Q&A with Jim Berra, SVP & CMO, Carnival Cruise Lines
In the wake of a series of negative and well-publicized events in early 2013, Carnival Cruise Lines has since engineered a strong recovery and ranks as the No. 1 improved US brand in terms of consumer perception over the past year.
At Forrester’s Forum for Marketing Leaders next week, we’ll hear from Jim Berra, SVP & CMO at Carnival Cruise Lines, on how the well-known hospitality brand made this journey. In advance of his session, I sat down with Jim to talk about the evolution of his role at the company, and how he’s traversed the tricky path toward customer-obsession. Here’s a look at our conversation.
Q. How will your role change in the coming 3 to 5 year time period and what is driving this change?

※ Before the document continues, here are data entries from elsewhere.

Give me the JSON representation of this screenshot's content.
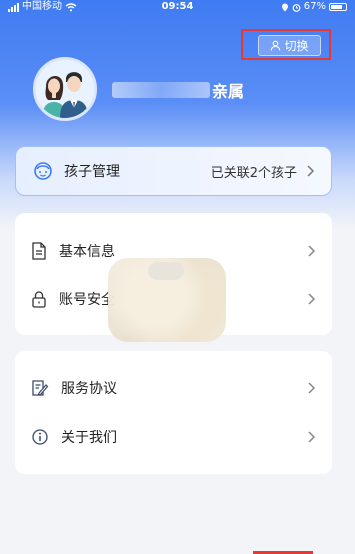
{
  "status_bar": {
    "carrier": "中国移动",
    "time": "09:54",
    "battery": "67%"
  },
  "header": {
    "switch_label": "切换",
    "name_suffix": "亲属"
  },
  "kids_card": {
    "label": "孩子管理",
    "status": "已关联2个孩子"
  },
  "settings_group_1": [
    {
      "label": "基本信息",
      "icon": "document-icon"
    },
    {
      "label": "账号安全",
      "icon": "lock-icon"
    }
  ],
  "settings_group_2": [
    {
      "label": "服务协议",
      "icon": "agreement-icon"
    },
    {
      "label": "关于我们",
      "icon": "info-icon"
    }
  ],
  "colors": {
    "accent": "#3f7bf2",
    "highlight": "#e53935"
  }
}
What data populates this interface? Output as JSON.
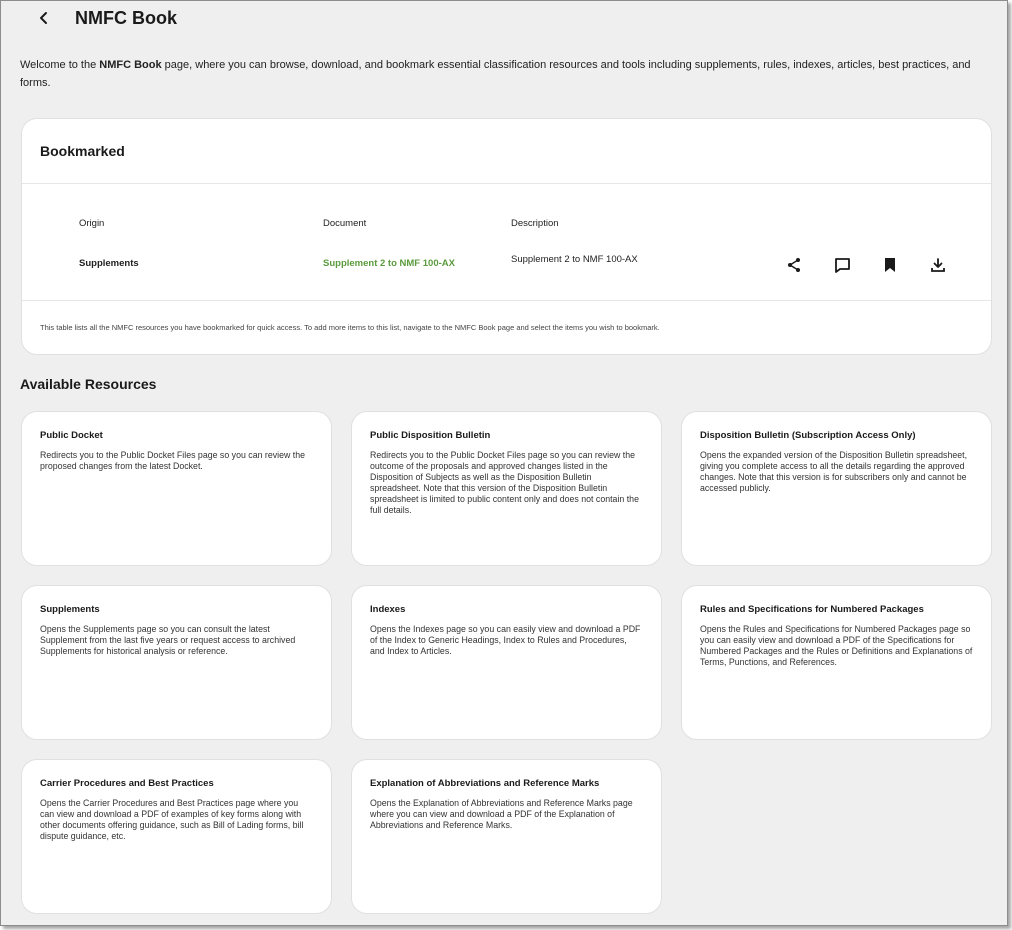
{
  "header": {
    "title": "NMFC Book",
    "back_icon": "chevron-left-icon"
  },
  "intro": {
    "prefix": "Welcome to the ",
    "bold": "NMFC Book",
    "suffix": " page, where you can browse, download, and bookmark essential classification resources and tools including supplements, rules, indexes, articles, best practices, and forms."
  },
  "bookmarked": {
    "title": "Bookmarked",
    "columns": [
      "Origin",
      "Document",
      "Description"
    ],
    "rows": [
      {
        "origin": "Supplements",
        "document": "Supplement 2 to NMF 100-AX",
        "description": "Supplement 2 to NMF 100-AX",
        "actions": [
          "share-icon",
          "comment-icon",
          "bookmark-icon",
          "download-icon"
        ]
      }
    ],
    "note": "This table lists all the NMFC resources you have bookmarked for quick access. To add more items to this list, navigate to the NMFC Book page and select the items you wish to bookmark."
  },
  "resources": {
    "title": "Available Resources",
    "items": [
      {
        "title": "Public Docket",
        "description": "Redirects you to the Public Docket Files page so you can review the proposed changes from the latest Docket."
      },
      {
        "title": "Public Disposition Bulletin",
        "description": "Redirects you to the Public Docket Files page so you can review the outcome of the proposals and approved changes listed in the Disposition of Subjects as well as the Disposition Bulletin spreadsheet. Note that this version of the Disposition Bulletin spreadsheet is limited to public content only and does not contain the full details."
      },
      {
        "title": "Disposition Bulletin (Subscription Access Only)",
        "description": "Opens the expanded version of the Disposition Bulletin spreadsheet, giving you complete access to all the details regarding the approved changes. Note that this version is for subscribers only and cannot be accessed publicly."
      },
      {
        "title": "Supplements",
        "description": "Opens the Supplements page so you can consult the latest Supplement from the last five years or request access to archived Supplements for historical analysis or reference."
      },
      {
        "title": "Indexes",
        "description": "Opens the Indexes page so you can easily view and download a PDF of the Index to Generic Headings, Index to Rules and Procedures, and Index to Articles."
      },
      {
        "title": "Rules and Specifications for Numbered Packages",
        "description": "Opens the Rules and Specifications for Numbered Packages page so you can easily view and download a PDF of the Specifications for Numbered Packages and the Rules or Definitions and Explanations of Terms, Punctions, and References."
      },
      {
        "title": "Carrier Procedures and Best Practices",
        "description": "Opens the Carrier Procedures and Best Practices page where you can view and download a PDF of examples of key forms along with other documents offering guidance, such as Bill of Lading forms, bill dispute guidance, etc."
      },
      {
        "title": "Explanation of Abbreviations and Reference Marks",
        "description": "Opens the Explanation of Abbreviations and Reference Marks page where you can view and download a PDF of the Explanation of Abbreviations and Reference Marks."
      }
    ]
  },
  "colors": {
    "background": "#efefef",
    "card": "#ffffff",
    "link_green": "#5b9b3d",
    "text": "#1a1a1a"
  }
}
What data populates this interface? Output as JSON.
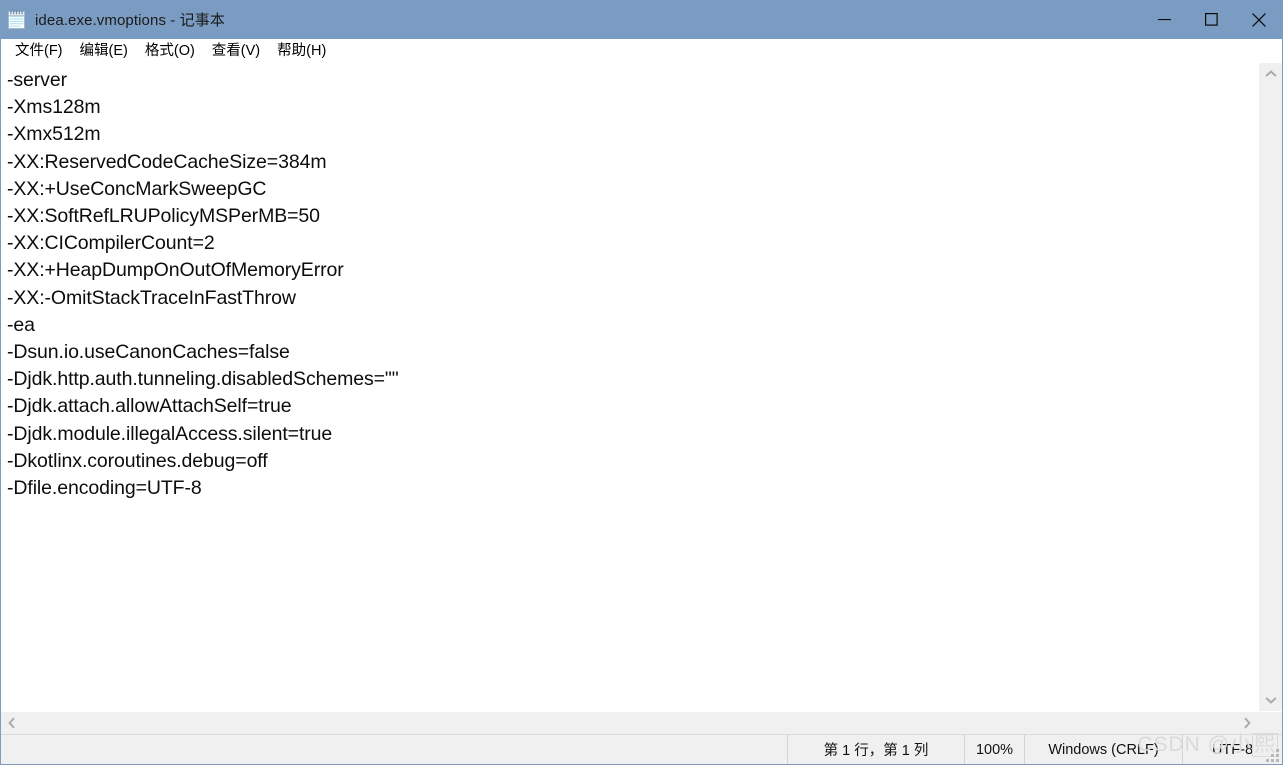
{
  "window": {
    "title": "idea.exe.vmoptions - 记事本",
    "icon": "notepad-icon",
    "titlebar_color": "#7b9cc2",
    "controls": {
      "minimize": "minimize-icon",
      "maximize": "maximize-icon",
      "close": "close-icon"
    }
  },
  "menubar": {
    "items": [
      {
        "label": "文件(F)"
      },
      {
        "label": "编辑(E)"
      },
      {
        "label": "格式(O)"
      },
      {
        "label": "查看(V)"
      },
      {
        "label": "帮助(H)"
      }
    ]
  },
  "editor": {
    "background": "#ffffff",
    "text_color": "#0d0d0d",
    "lines": [
      "-server",
      "-Xms128m",
      "-Xmx512m",
      "-XX:ReservedCodeCacheSize=384m",
      "-XX:+UseConcMarkSweepGC",
      "-XX:SoftRefLRUPolicyMSPerMB=50",
      "-XX:CICompilerCount=2",
      "-XX:+HeapDumpOnOutOfMemoryError",
      "-XX:-OmitStackTraceInFastThrow",
      "-ea",
      "-Dsun.io.useCanonCaches=false",
      "-Djdk.http.auth.tunneling.disabledSchemes=\"\"",
      "-Djdk.attach.allowAttachSelf=true",
      "-Djdk.module.illegalAccess.silent=true",
      "-Dkotlinx.coroutines.debug=off",
      "-Dfile.encoding=UTF-8"
    ]
  },
  "scrollbars": {
    "vertical": {
      "up": "chevron-up-icon",
      "down": "chevron-down-icon"
    },
    "horizontal": {
      "left": "chevron-left-icon",
      "right": "chevron-right-icon"
    }
  },
  "statusbar": {
    "position": "第 1 行，第 1 列",
    "zoom": "100%",
    "line_ending": "Windows (CRLF)",
    "encoding": "UTF-8"
  },
  "watermark": {
    "prefix": "CSDN @小",
    "boxed": "熙"
  }
}
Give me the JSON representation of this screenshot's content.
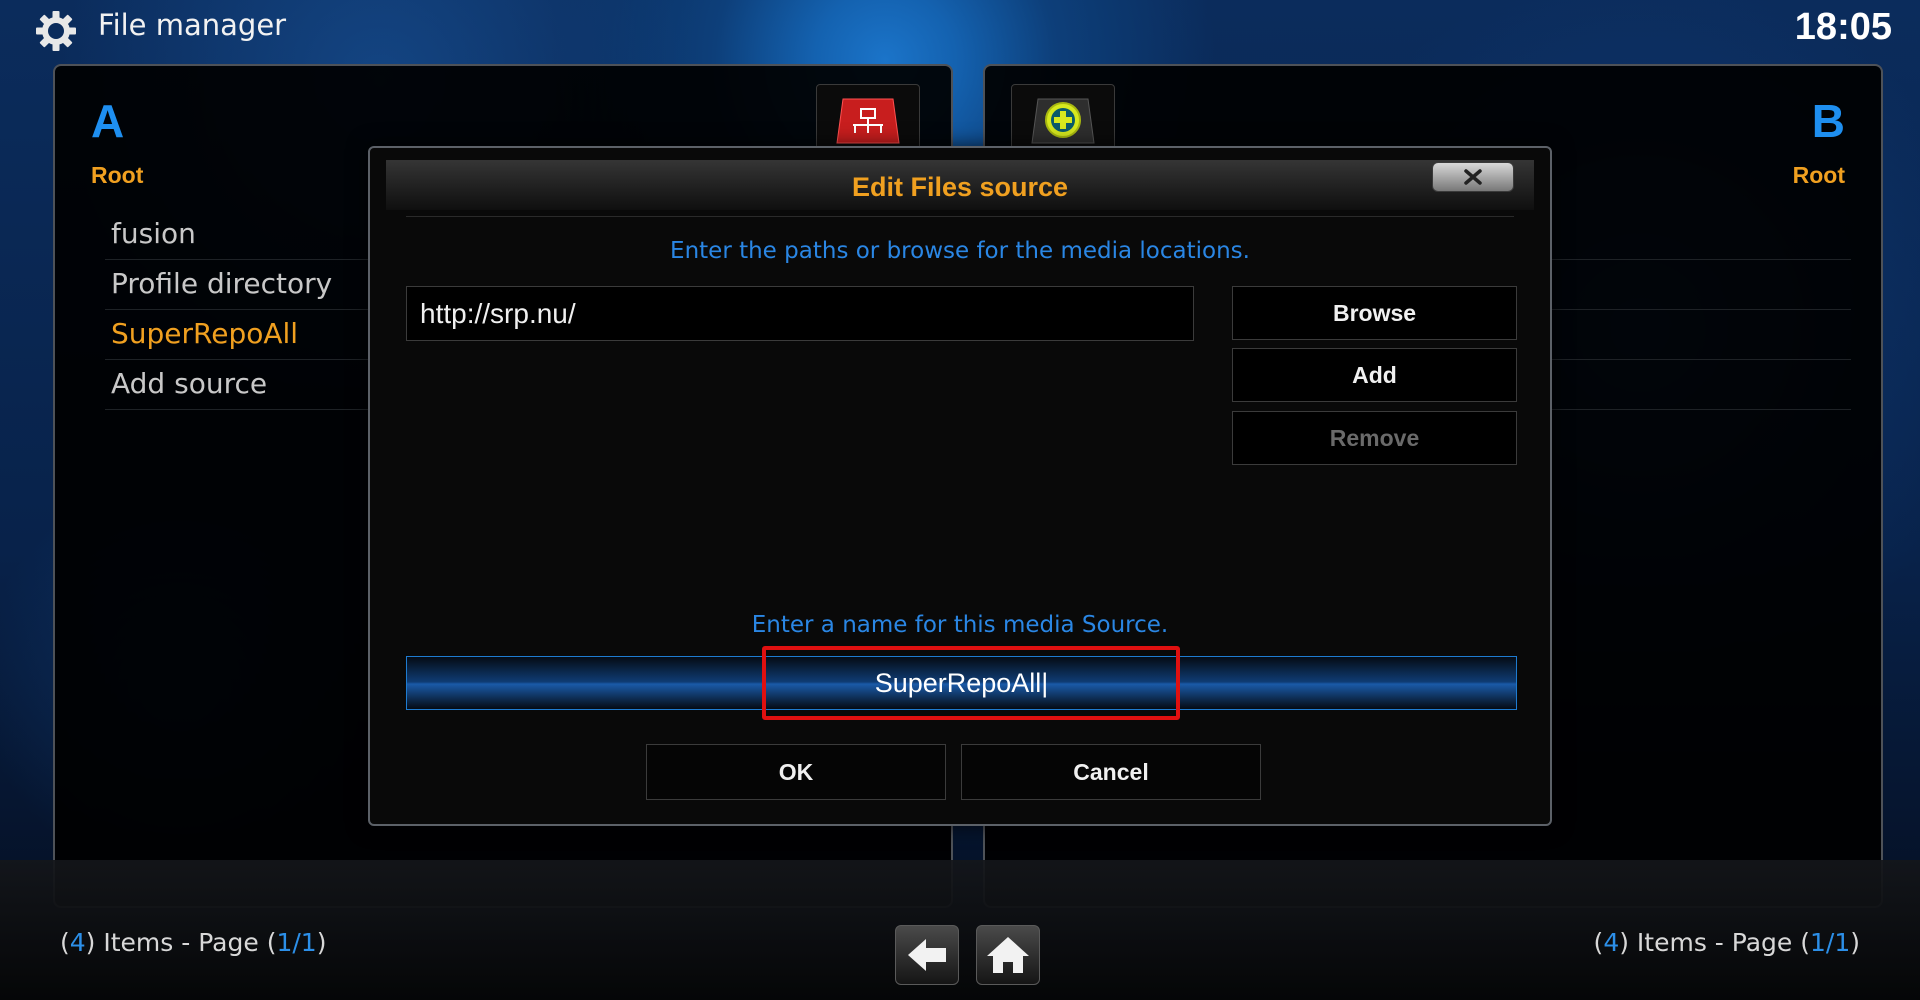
{
  "header": {
    "title": "File manager",
    "time": "18:05"
  },
  "left_panel": {
    "letter": "A",
    "location": "Root",
    "items": [
      {
        "label": "fusion"
      },
      {
        "label": "Profile directory"
      },
      {
        "label": "SuperRepoAll",
        "selected": true
      },
      {
        "label": "Add source"
      }
    ],
    "footer": {
      "open": "(",
      "count": "4",
      "mid": ") Items - Page (",
      "page": "1/1",
      "close": ")"
    }
  },
  "right_panel": {
    "letter": "B",
    "location": "Root",
    "footer": {
      "open": "(",
      "count": "4",
      "mid": ") Items - Page (",
      "page": "1/1",
      "close": ")"
    }
  },
  "icons": {
    "left_top": "network-drive-icon",
    "right_top": "add-source-icon",
    "back": "back-arrow-icon",
    "home": "home-icon",
    "settings": "gear-icon",
    "close": "close-icon"
  },
  "dialog": {
    "title": "Edit Files source",
    "paths_instruction": "Enter the paths or browse for the media locations.",
    "path_value": "http://srp.nu/",
    "buttons": {
      "browse": "Browse",
      "add": "Add",
      "remove": "Remove",
      "ok": "OK",
      "cancel": "Cancel"
    },
    "name_instruction": "Enter a name for this media Source.",
    "name_value": "SuperRepoAll|"
  },
  "colors": {
    "accent_orange": "#f0a020",
    "accent_blue": "#2a86e4",
    "highlight_red": "#e01010"
  }
}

A. It’s always fun to try to crystal ball where marketing will go and I’m 100 percent confident that I won’t get this right, but I’ll give it a shot. I think what will separate marketers has less to do with the role we’ve traditionally played and more to do with the role we are now being asked to play. This centers around how the product and customer experience should evolve, and how the organization will use data and consumer insight to unlock opportunities to innovate.
To do this well, it will require CMOs to collaborate effectively across a wider range of stakeholders, and in some cases, take a few steps outside of our comfort zones. It also requires taking a larger view of the business, and effectively balancing different internal and external perspectives.
I think these are skills that strong marketers inherently possess, but we’ve traditionally applied them to sell our plans and ideas, versus problem solve across a wider range of challenges. In a given week, I spend more time now with Operations, Pricing, Finance and Technology than I do with our marketing agencies. I don’t expect this to change and suspect this is true in a lot of organizations as we adopt a more “customer at the center” approach to innovation and growing the business.
Q. Are we approaching a “less is more” age where we will see less advertising delivering more value to customers?
A. You don’t often see value to consumers and advertising being discussed in the same sentence, but I do believe that there is an opportunity (and an obligation) to target messages more effectively with increased relevance – particularly online.
Also, as we all experiment and begin to invest more in content marketing and helping consumers better navigate choice, the depth of the message (and therefore hopefully the value) will increase dramatically. The challenge is how to scale this activity effectively as well as how to look beyond traditional Web metrics like click-through rates and visits to brandsite.com to gauge what impact our messaging has on building and differentiating our brands.
To be honest, I think the creative challenge that digital presents is the hardest part of the transition. The ability to micro-target and test can lead to heavy fragmentation and a lack of clear brand focus. I really admire brands like Mini and Nike who bring the same creative focus and insight to their digital work. It’s also not a coincidence that both of these brands, while doing consistently strong digital work, are also brands that have a very high bar on creative execution and very clear positions in the market.
Q. How would you describe your relationship with your CIO?
A. Very positive and productive. More importantly, our teams are very integrated thanks to the scrum development methodology. I believe this approach works well for marketing technology efforts (particularly digital), as it pushes prioritization down to the people closest to the effort and is an iterative process that allows for more of a test, learn, and optimize approach. You also end up making smaller bets that can fail fast, which is important given the pace of change.
When I first joined Carnival, we were exclusively a waterfall shop and the teams were very afraid of missing deadlines or missing budgets. This led to extended periods of requirements gathering and padded estimates. We’ve worked hard to change this mindset and it’s a big reason why our relationship is strong and we’ve been able to move quickly to address several challenges related to the intersection of marketing and technology.
Learn more from Jim Berra at Forrester’s Forum for Marketing Leaders – next week in NYC.